[Items from an interface collection]
━━━━━━━━━━━━━━━━━━━━━━━━━━━━━━

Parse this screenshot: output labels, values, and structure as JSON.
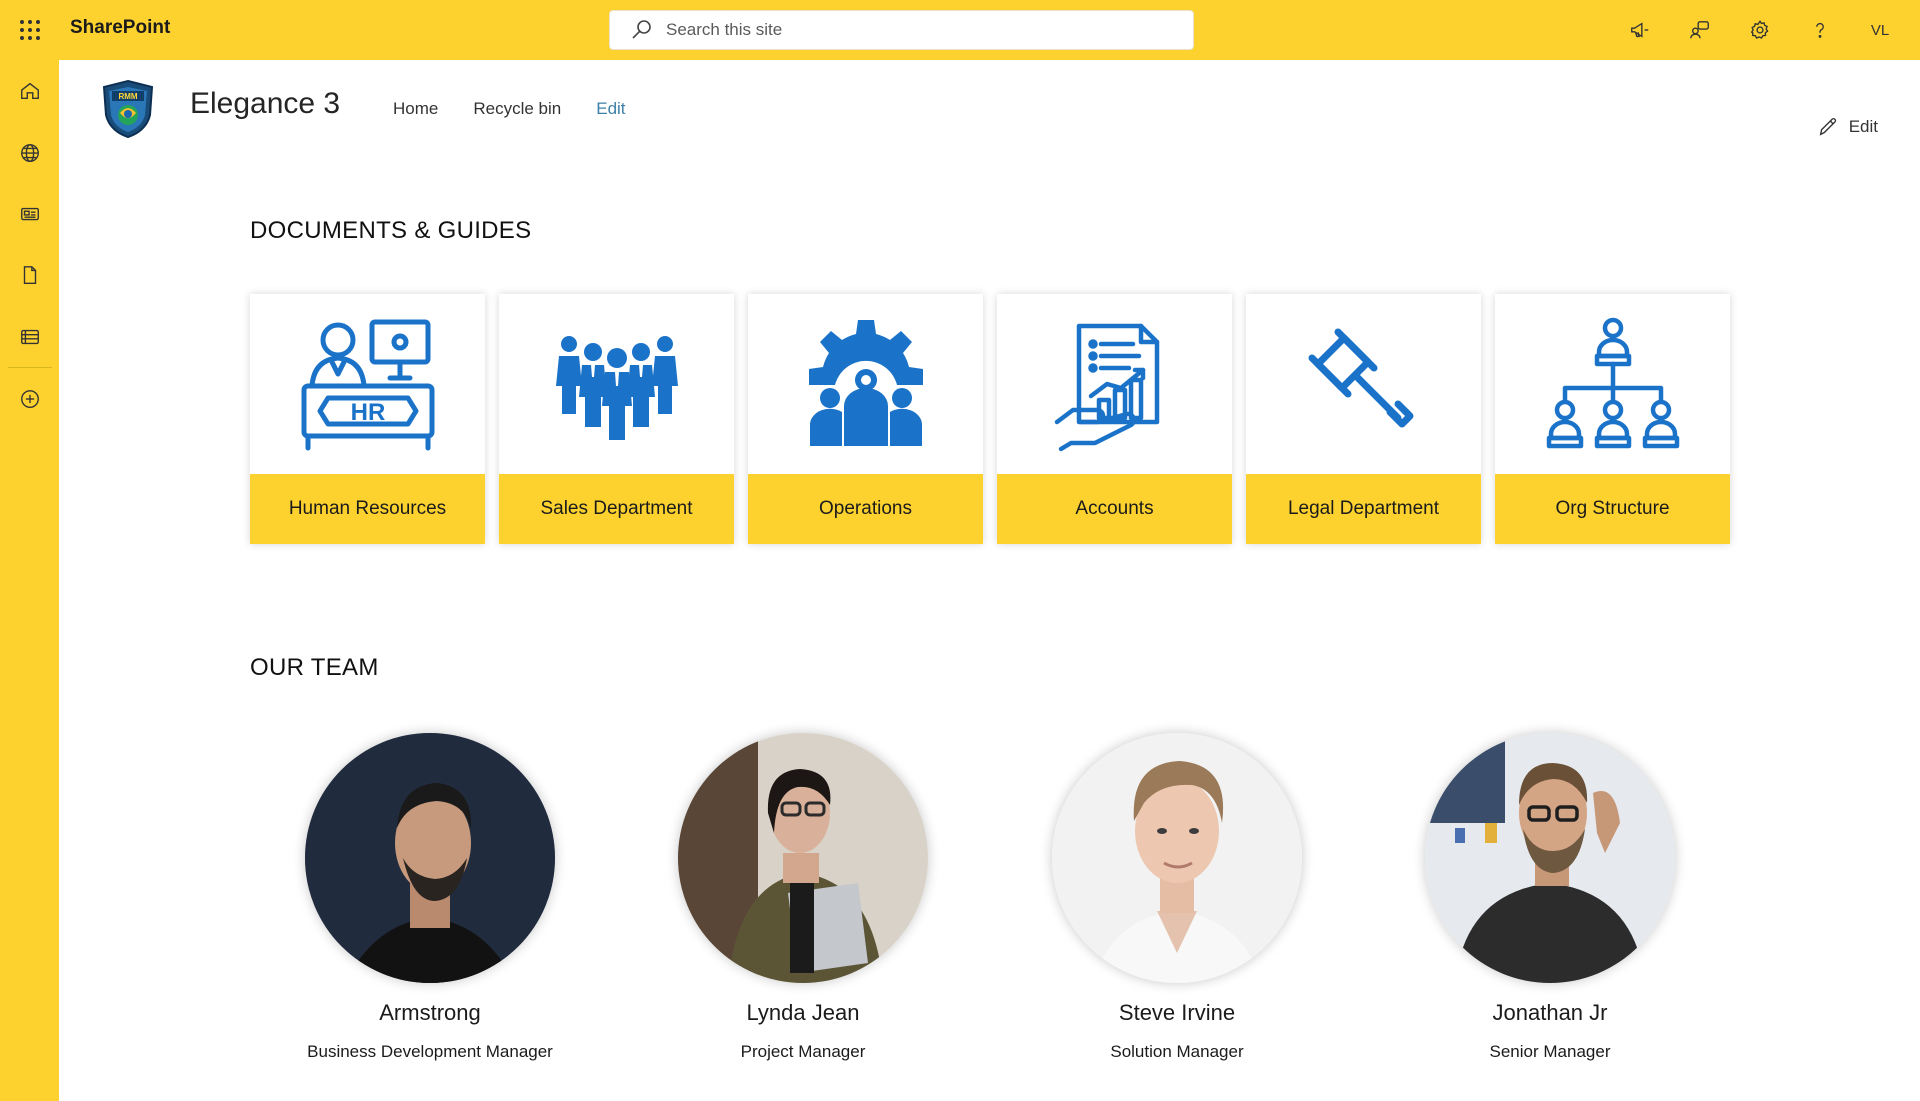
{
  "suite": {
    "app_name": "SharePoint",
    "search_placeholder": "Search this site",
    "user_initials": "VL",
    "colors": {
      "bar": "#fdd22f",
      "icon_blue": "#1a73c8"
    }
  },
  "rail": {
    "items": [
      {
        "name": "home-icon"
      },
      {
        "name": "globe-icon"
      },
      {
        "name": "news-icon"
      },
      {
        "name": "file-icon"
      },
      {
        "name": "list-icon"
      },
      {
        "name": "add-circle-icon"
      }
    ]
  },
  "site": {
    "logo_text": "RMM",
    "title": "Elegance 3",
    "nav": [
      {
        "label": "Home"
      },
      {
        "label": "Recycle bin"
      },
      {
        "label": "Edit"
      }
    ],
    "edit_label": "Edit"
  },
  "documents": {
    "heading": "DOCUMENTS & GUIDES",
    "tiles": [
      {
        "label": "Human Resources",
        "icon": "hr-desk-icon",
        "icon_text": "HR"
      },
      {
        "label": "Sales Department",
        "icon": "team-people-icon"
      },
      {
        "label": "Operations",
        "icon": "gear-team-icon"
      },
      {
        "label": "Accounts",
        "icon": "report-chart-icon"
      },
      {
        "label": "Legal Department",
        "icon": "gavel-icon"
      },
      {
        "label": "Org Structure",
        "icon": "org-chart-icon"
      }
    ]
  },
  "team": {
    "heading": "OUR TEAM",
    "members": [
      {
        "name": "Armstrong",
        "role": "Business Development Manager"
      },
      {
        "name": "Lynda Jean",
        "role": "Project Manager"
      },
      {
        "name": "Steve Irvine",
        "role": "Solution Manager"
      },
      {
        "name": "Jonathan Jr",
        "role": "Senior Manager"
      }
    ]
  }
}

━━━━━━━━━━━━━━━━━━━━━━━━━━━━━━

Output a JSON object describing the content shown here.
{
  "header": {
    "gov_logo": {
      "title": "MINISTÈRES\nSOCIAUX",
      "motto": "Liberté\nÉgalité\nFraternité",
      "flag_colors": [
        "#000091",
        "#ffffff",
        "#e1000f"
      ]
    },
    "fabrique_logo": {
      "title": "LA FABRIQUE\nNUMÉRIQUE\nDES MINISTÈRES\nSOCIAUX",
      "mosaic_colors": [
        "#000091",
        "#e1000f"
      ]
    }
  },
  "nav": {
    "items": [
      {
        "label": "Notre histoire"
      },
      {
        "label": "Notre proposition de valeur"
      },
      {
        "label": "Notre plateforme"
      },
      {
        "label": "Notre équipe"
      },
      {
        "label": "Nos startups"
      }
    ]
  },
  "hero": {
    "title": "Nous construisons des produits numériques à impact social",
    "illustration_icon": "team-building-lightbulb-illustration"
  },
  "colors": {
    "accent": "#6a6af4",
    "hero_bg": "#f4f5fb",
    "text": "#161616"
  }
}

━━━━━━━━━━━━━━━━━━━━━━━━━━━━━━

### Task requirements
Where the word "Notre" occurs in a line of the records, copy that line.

### Solution for this problem
        "label": "Notre histoire"
        "label": "Notre proposition de valeur"
        "label": "Notre plateforme"
        "label": "Notre équipe"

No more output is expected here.